● Task: What follows is a set of entries. Give them again exactly, without the pictures.

[Dataset rows describing interfaces]
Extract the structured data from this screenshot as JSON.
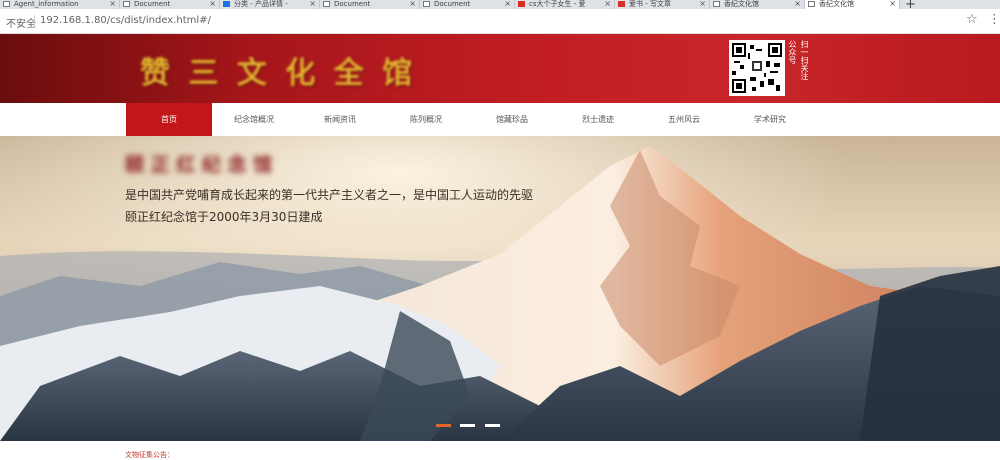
{
  "browser": {
    "tabs": [
      {
        "label": "Agent_information",
        "favicon": "doc-icon"
      },
      {
        "label": "Document",
        "favicon": "doc-icon"
      },
      {
        "label": "分类 - 产品详情 - ",
        "favicon": "blue-icon"
      },
      {
        "label": "Document",
        "favicon": "doc-icon"
      },
      {
        "label": "Document",
        "favicon": "doc-icon"
      },
      {
        "label": "cs大个子女生 - 爱",
        "favicon": "red-icon"
      },
      {
        "label": "爱书 - 写文章",
        "favicon": "red-icon"
      },
      {
        "label": "香纪文化馆",
        "favicon": "doc-icon"
      },
      {
        "label": "香纪文化馆",
        "favicon": "doc-icon",
        "active": true
      }
    ],
    "new_tab": "+",
    "secure_label": "不安全",
    "url": "192.168.1.80/cs/dist/index.html#/",
    "star": "☆",
    "menu": "⋮"
  },
  "banner": {
    "logo_text": "赞 三 文 化 全 馆",
    "qr_caption": [
      "扫一扫关注",
      "公众号"
    ]
  },
  "nav": {
    "items": [
      {
        "label": "首页",
        "active": true
      },
      {
        "label": "纪念馆概况"
      },
      {
        "label": "新闻资讯"
      },
      {
        "label": "陈列概况"
      },
      {
        "label": "馆藏珍品"
      },
      {
        "label": "烈士遗迹"
      },
      {
        "label": "五州风云"
      },
      {
        "label": "学术研究"
      }
    ]
  },
  "hero": {
    "title": "颐 正 红 纪 念 馆",
    "line1": "是中国共产党哺育成长起来的第一代共产主义者之一，是中国工人运动的先驱",
    "line2": "颐正红纪念馆于2000年3月30日建成",
    "slide_count": 3,
    "active_slide": 0
  },
  "notice": "文物征集公告："
}
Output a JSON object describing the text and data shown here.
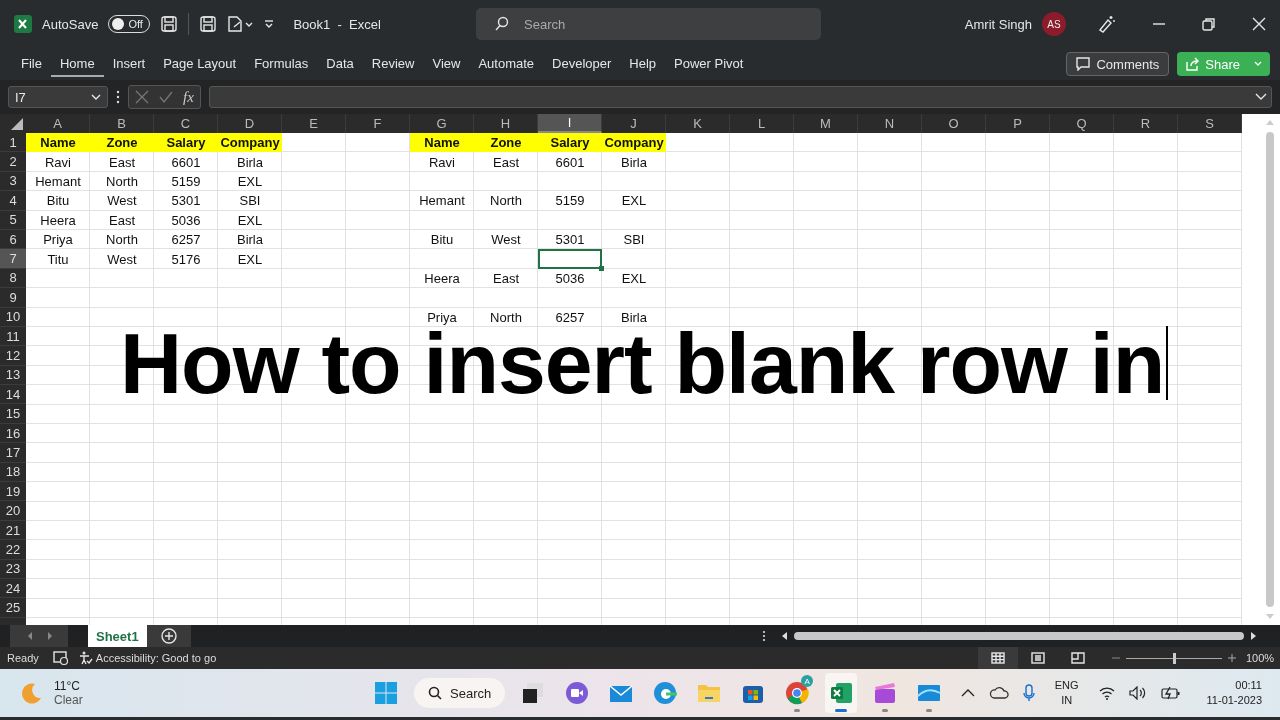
{
  "title_bar": {
    "autosave_label": "AutoSave",
    "autosave_toggle": {
      "on": false,
      "label": "Off"
    },
    "document_title": "Book1  -  Excel",
    "search": {
      "placeholder": "Search"
    },
    "user_name": "Amrit Singh",
    "avatar_initials": "AS"
  },
  "ribbon": {
    "tabs": [
      {
        "label": "File",
        "selected": false
      },
      {
        "label": "Home",
        "selected": true
      },
      {
        "label": "Insert",
        "selected": false
      },
      {
        "label": "Page Layout",
        "selected": false
      },
      {
        "label": "Formulas",
        "selected": false
      },
      {
        "label": "Data",
        "selected": false
      },
      {
        "label": "Review",
        "selected": false
      },
      {
        "label": "View",
        "selected": false
      },
      {
        "label": "Automate",
        "selected": false
      },
      {
        "label": "Developer",
        "selected": false
      },
      {
        "label": "Help",
        "selected": false
      },
      {
        "label": "Power Pivot",
        "selected": false
      }
    ],
    "comments_button": "Comments",
    "share_button": "Share"
  },
  "formula_bar": {
    "name_box": "I7",
    "function_label": "fx"
  },
  "sheet": {
    "columns": [
      {
        "label": "A",
        "selected": false
      },
      {
        "label": "B",
        "selected": false
      },
      {
        "label": "C",
        "selected": false
      },
      {
        "label": "D",
        "selected": false
      },
      {
        "label": "E",
        "selected": false
      },
      {
        "label": "F",
        "selected": false
      },
      {
        "label": "G",
        "selected": false
      },
      {
        "label": "H",
        "selected": false
      },
      {
        "label": "I",
        "selected": true
      },
      {
        "label": "J",
        "selected": false
      },
      {
        "label": "K",
        "selected": false
      },
      {
        "label": "L",
        "selected": false
      },
      {
        "label": "M",
        "selected": false
      },
      {
        "label": "N",
        "selected": false
      },
      {
        "label": "O",
        "selected": false
      },
      {
        "label": "P",
        "selected": false
      },
      {
        "label": "Q",
        "selected": false
      },
      {
        "label": "R",
        "selected": false
      },
      {
        "label": "S",
        "selected": false
      }
    ],
    "rows": [
      {
        "label": "1",
        "selected": false
      },
      {
        "label": "2",
        "selected": false
      },
      {
        "label": "3",
        "selected": false
      },
      {
        "label": "4",
        "selected": false
      },
      {
        "label": "5",
        "selected": false
      },
      {
        "label": "6",
        "selected": false
      },
      {
        "label": "7",
        "selected": true
      },
      {
        "label": "8",
        "selected": false
      },
      {
        "label": "9",
        "selected": false
      },
      {
        "label": "10",
        "selected": false
      },
      {
        "label": "11",
        "selected": false
      },
      {
        "label": "12",
        "selected": false
      },
      {
        "label": "13",
        "selected": false
      },
      {
        "label": "14",
        "selected": false
      },
      {
        "label": "15",
        "selected": false
      },
      {
        "label": "16",
        "selected": false
      },
      {
        "label": "17",
        "selected": false
      },
      {
        "label": "18",
        "selected": false
      },
      {
        "label": "19",
        "selected": false
      },
      {
        "label": "20",
        "selected": false
      },
      {
        "label": "21",
        "selected": false
      },
      {
        "label": "22",
        "selected": false
      },
      {
        "label": "23",
        "selected": false
      },
      {
        "label": "24",
        "selected": false
      },
      {
        "label": "25",
        "selected": false
      }
    ],
    "left_table": {
      "header": [
        "Name",
        "Zone",
        "Salary",
        "Company"
      ],
      "rows": [
        [
          "Ravi",
          "East",
          "6601",
          "Birla"
        ],
        [
          "Hemant",
          "North",
          "5159",
          "EXL"
        ],
        [
          "Bitu",
          "West",
          "5301",
          "SBI"
        ],
        [
          "Heera",
          "East",
          "5036",
          "EXL"
        ],
        [
          "Priya",
          "North",
          "6257",
          "Birla"
        ],
        [
          "Titu",
          "West",
          "5176",
          "EXL"
        ]
      ]
    },
    "right_table": {
      "header": [
        "Name",
        "Zone",
        "Salary",
        "Company"
      ],
      "rows": [
        {
          "kind": "data",
          "cells": [
            "Ravi",
            "East",
            "6601",
            "Birla"
          ]
        },
        {
          "kind": "blank"
        },
        {
          "kind": "data",
          "cells": [
            "Hemant",
            "North",
            "5159",
            "EXL"
          ]
        },
        {
          "kind": "blank"
        },
        {
          "kind": "data",
          "cells": [
            "Bitu",
            "West",
            "5301",
            "SBI"
          ]
        },
        {
          "kind": "blank"
        },
        {
          "kind": "data",
          "cells": [
            "Heera",
            "East",
            "5036",
            "EXL"
          ]
        },
        {
          "kind": "blank"
        },
        {
          "kind": "data",
          "cells": [
            "Priya",
            "North",
            "6257",
            "Birla"
          ]
        }
      ]
    }
  },
  "overlay_caption": "How to insert blank row in",
  "sheet_tabs": [
    {
      "label": "Sheet1",
      "selected": true
    }
  ],
  "status_bar": {
    "status": "Ready",
    "accessibility": "Accessibility: Good to go",
    "zoom": {
      "level": 0.5,
      "reading": "100%"
    }
  },
  "taskbar": {
    "weather": {
      "temperature": "11°C",
      "condition": "Clear"
    },
    "search_label": "Search",
    "apps": [
      {
        "kind": "taskview",
        "running": false,
        "active": false
      },
      {
        "kind": "chat",
        "running": false,
        "active": false
      },
      {
        "kind": "mail",
        "running": false,
        "active": false
      },
      {
        "kind": "browser",
        "running": false,
        "active": false
      },
      {
        "kind": "folder",
        "running": false,
        "active": false
      },
      {
        "kind": "store",
        "running": false,
        "active": false
      },
      {
        "kind": "chrome",
        "running": true,
        "active": false,
        "badge": "A"
      },
      {
        "kind": "excel",
        "running": true,
        "active": true
      },
      {
        "kind": "video",
        "running": true,
        "active": false
      },
      {
        "kind": "desktop",
        "running": true,
        "active": false
      }
    ],
    "language": "ENG",
    "region": "IN",
    "time": "00:11",
    "date": "11-01-2023"
  }
}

● Answer:
Extract the structured data from this screenshot as JSON.
{
  "browser": {
    "tabs": [
      {
        "label": "Agent_information",
        "favicon": "doc-icon"
      },
      {
        "label": "Document",
        "favicon": "doc-icon"
      },
      {
        "label": "分类 - 产品详情 - ",
        "favicon": "blue-icon"
      },
      {
        "label": "Document",
        "favicon": "doc-icon"
      },
      {
        "label": "Document",
        "favicon": "doc-icon"
      },
      {
        "label": "cs大个子女生 - 爱",
        "favicon": "red-icon"
      },
      {
        "label": "爱书 - 写文章",
        "favicon": "red-icon"
      },
      {
        "label": "香纪文化馆",
        "favicon": "doc-icon"
      },
      {
        "label": "香纪文化馆",
        "favicon": "doc-icon",
        "active": true
      }
    ],
    "new_tab": "+",
    "secure_label": "不安全",
    "url": "192.168.1.80/cs/dist/index.html#/",
    "star": "☆",
    "menu": "⋮"
  },
  "banner": {
    "logo_text": "赞 三 文 化 全 馆",
    "qr_caption": [
      "扫一扫关注",
      "公众号"
    ]
  },
  "nav": {
    "items": [
      {
        "label": "首页",
        "active": true
      },
      {
        "label": "纪念馆概况"
      },
      {
        "label": "新闻资讯"
      },
      {
        "label": "陈列概况"
      },
      {
        "label": "馆藏珍品"
      },
      {
        "label": "烈士遗迹"
      },
      {
        "label": "五州风云"
      },
      {
        "label": "学术研究"
      }
    ]
  },
  "hero": {
    "title": "颐 正 红 纪 念 馆",
    "line1": "是中国共产党哺育成长起来的第一代共产主义者之一，是中国工人运动的先驱",
    "line2": "颐正红纪念馆于2000年3月30日建成",
    "slide_count": 3,
    "active_slide": 0
  },
  "notice": "文物征集公告："
}
Output a JSON object describing the text and data shown here.
{
  "title_bar": {
    "autosave_label": "AutoSave",
    "autosave_toggle": {
      "on": false,
      "label": "Off"
    },
    "document_title": "Book1  -  Excel",
    "search": {
      "placeholder": "Search"
    },
    "user_name": "Amrit Singh",
    "avatar_initials": "AS"
  },
  "ribbon": {
    "tabs": [
      {
        "label": "File",
        "selected": false
      },
      {
        "label": "Home",
        "selected": true
      },
      {
        "label": "Insert",
        "selected": false
      },
      {
        "label": "Page Layout",
        "selected": false
      },
      {
        "label": "Formulas",
        "selected": false
      },
      {
        "label": "Data",
        "selected": false
      },
      {
        "label": "Review",
        "selected": false
      },
      {
        "label": "View",
        "selected": false
      },
      {
        "label": "Automate",
        "selected": false
      },
      {
        "label": "Developer",
        "selected": false
      },
      {
        "label": "Help",
        "selected": false
      },
      {
        "label": "Power Pivot",
        "selected": false
      }
    ],
    "comments_button": "Comments",
    "share_button": "Share"
  },
  "formula_bar": {
    "name_box": "I7",
    "function_label": "fx"
  },
  "sheet": {
    "columns": [
      {
        "label": "A",
        "selected": false
      },
      {
        "label": "B",
        "selected": false
      },
      {
        "label": "C",
        "selected": false
      },
      {
        "label": "D",
        "selected": false
      },
      {
        "label": "E",
        "selected": false
      },
      {
        "label": "F",
        "selected": false
      },
      {
        "label": "G",
        "selected": false
      },
      {
        "label": "H",
        "selected": false
      },
      {
        "label": "I",
        "selected": true
      },
      {
        "label": "J",
        "selected": false
      },
      {
        "label": "K",
        "selected": false
      },
      {
        "label": "L",
        "selected": false
      },
      {
        "label": "M",
        "selected": false
      },
      {
        "label": "N",
        "selected": false
      },
      {
        "label": "O",
        "selected": false
      },
      {
        "label": "P",
        "selected": false
      },
      {
        "label": "Q",
        "selected": false
      },
      {
        "label": "R",
        "selected": false
      },
      {
        "label": "S",
        "selected": false
      }
    ],
    "rows": [
      {
        "label": "1",
        "selected": false
      },
      {
        "label": "2",
        "selected": false
      },
      {
        "label": "3",
        "selected": false
      },
      {
        "label": "4",
        "selected": false
      },
      {
        "label": "5",
        "selected": false
      },
      {
        "label": "6",
        "selected": false
      },
      {
        "label": "7",
        "selected": true
      },
      {
        "label": "8",
        "selected": false
      },
      {
        "label": "9",
        "selected": false
      },
      {
        "label": "10",
        "selected": false
      },
      {
        "label": "11",
        "selected": false
      },
      {
        "label": "12",
        "selected": false
      },
      {
        "label": "13",
        "selected": false
      },
      {
        "label": "14",
        "selected": false
      },
      {
        "label": "15",
        "selected": false
      },
      {
        "label": "16",
        "selected": false
      },
      {
        "label": "17",
        "selected": false
      },
      {
        "label": "18",
        "selected": false
      },
      {
        "label": "19",
        "selected": false
      },
      {
        "label": "20",
        "selected": false
      },
      {
        "label": "21",
        "selected": false
      },
      {
        "label": "22",
        "selected": false
      },
      {
        "label": "23",
        "selected": false
      },
      {
        "label": "24",
        "selected": false
      },
      {
        "label": "25",
        "selected": false
      }
    ],
    "left_table": {
      "header": [
        "Name",
        "Zone",
        "Salary",
        "Company"
      ],
      "rows": [
        [
          "Ravi",
          "East",
          "6601",
          "Birla"
        ],
        [
          "Hemant",
          "North",
          "5159",
          "EXL"
        ],
        [
          "Bitu",
          "West",
          "5301",
          "SBI"
        ],
        [
          "Heera",
          "East",
          "5036",
          "EXL"
        ],
        [
          "Priya",
          "North",
          "6257",
          "Birla"
        ],
        [
          "Titu",
          "West",
          "5176",
          "EXL"
        ]
      ]
    },
    "right_table": {
      "header": [
        "Name",
        "Zone",
        "Salary",
        "Company"
      ],
      "rows": [
        {
          "kind": "data",
          "cells": [
            "Ravi",
            "East",
            "6601",
            "Birla"
          ]
        },
        {
          "kind": "blank"
        },
        {
          "kind": "data",
          "cells": [
            "Hemant",
            "North",
            "5159",
            "EXL"
          ]
        },
        {
          "kind": "blank"
        },
        {
          "kind": "data",
          "cells": [
            "Bitu",
            "West",
            "5301",
            "SBI"
          ]
        },
        {
          "kind": "blank"
        },
        {
          "kind": "data",
          "cells": [
            "Heera",
            "East",
            "5036",
            "EXL"
          ]
        },
        {
          "kind": "blank"
        },
        {
          "kind": "data",
          "cells": [
            "Priya",
            "North",
            "6257",
            "Birla"
          ]
        }
      ]
    }
  },
  "overlay_caption": "How to insert blank row in",
  "sheet_tabs": [
    {
      "label": "Sheet1",
      "selected": true
    }
  ],
  "status_bar": {
    "status": "Ready",
    "accessibility": "Accessibility: Good to go",
    "zoom": {
      "level": 0.5,
      "reading": "100%"
    }
  },
  "taskbar": {
    "weather": {
      "temperature": "11°C",
      "condition": "Clear"
    },
    "search_label": "Search",
    "apps": [
      {
        "kind": "taskview",
        "running": false,
        "active": false
      },
      {
        "kind": "chat",
        "running": false,
        "active": false
      },
      {
        "kind": "mail",
        "running": false,
        "active": false
      },
      {
        "kind": "browser",
        "running": false,
        "active": false
      },
      {
        "kind": "folder",
        "running": false,
        "active": false
      },
      {
        "kind": "store",
        "running": false,
        "active": false
      },
      {
        "kind": "chrome",
        "running": true,
        "active": false,
        "badge": "A"
      },
      {
        "kind": "excel",
        "running": true,
        "active": true
      },
      {
        "kind": "video",
        "running": true,
        "active": false
      },
      {
        "kind": "desktop",
        "running": true,
        "active": false
      }
    ],
    "language": "ENG",
    "region": "IN",
    "time": "00:11",
    "date": "11-01-2023"
  }
}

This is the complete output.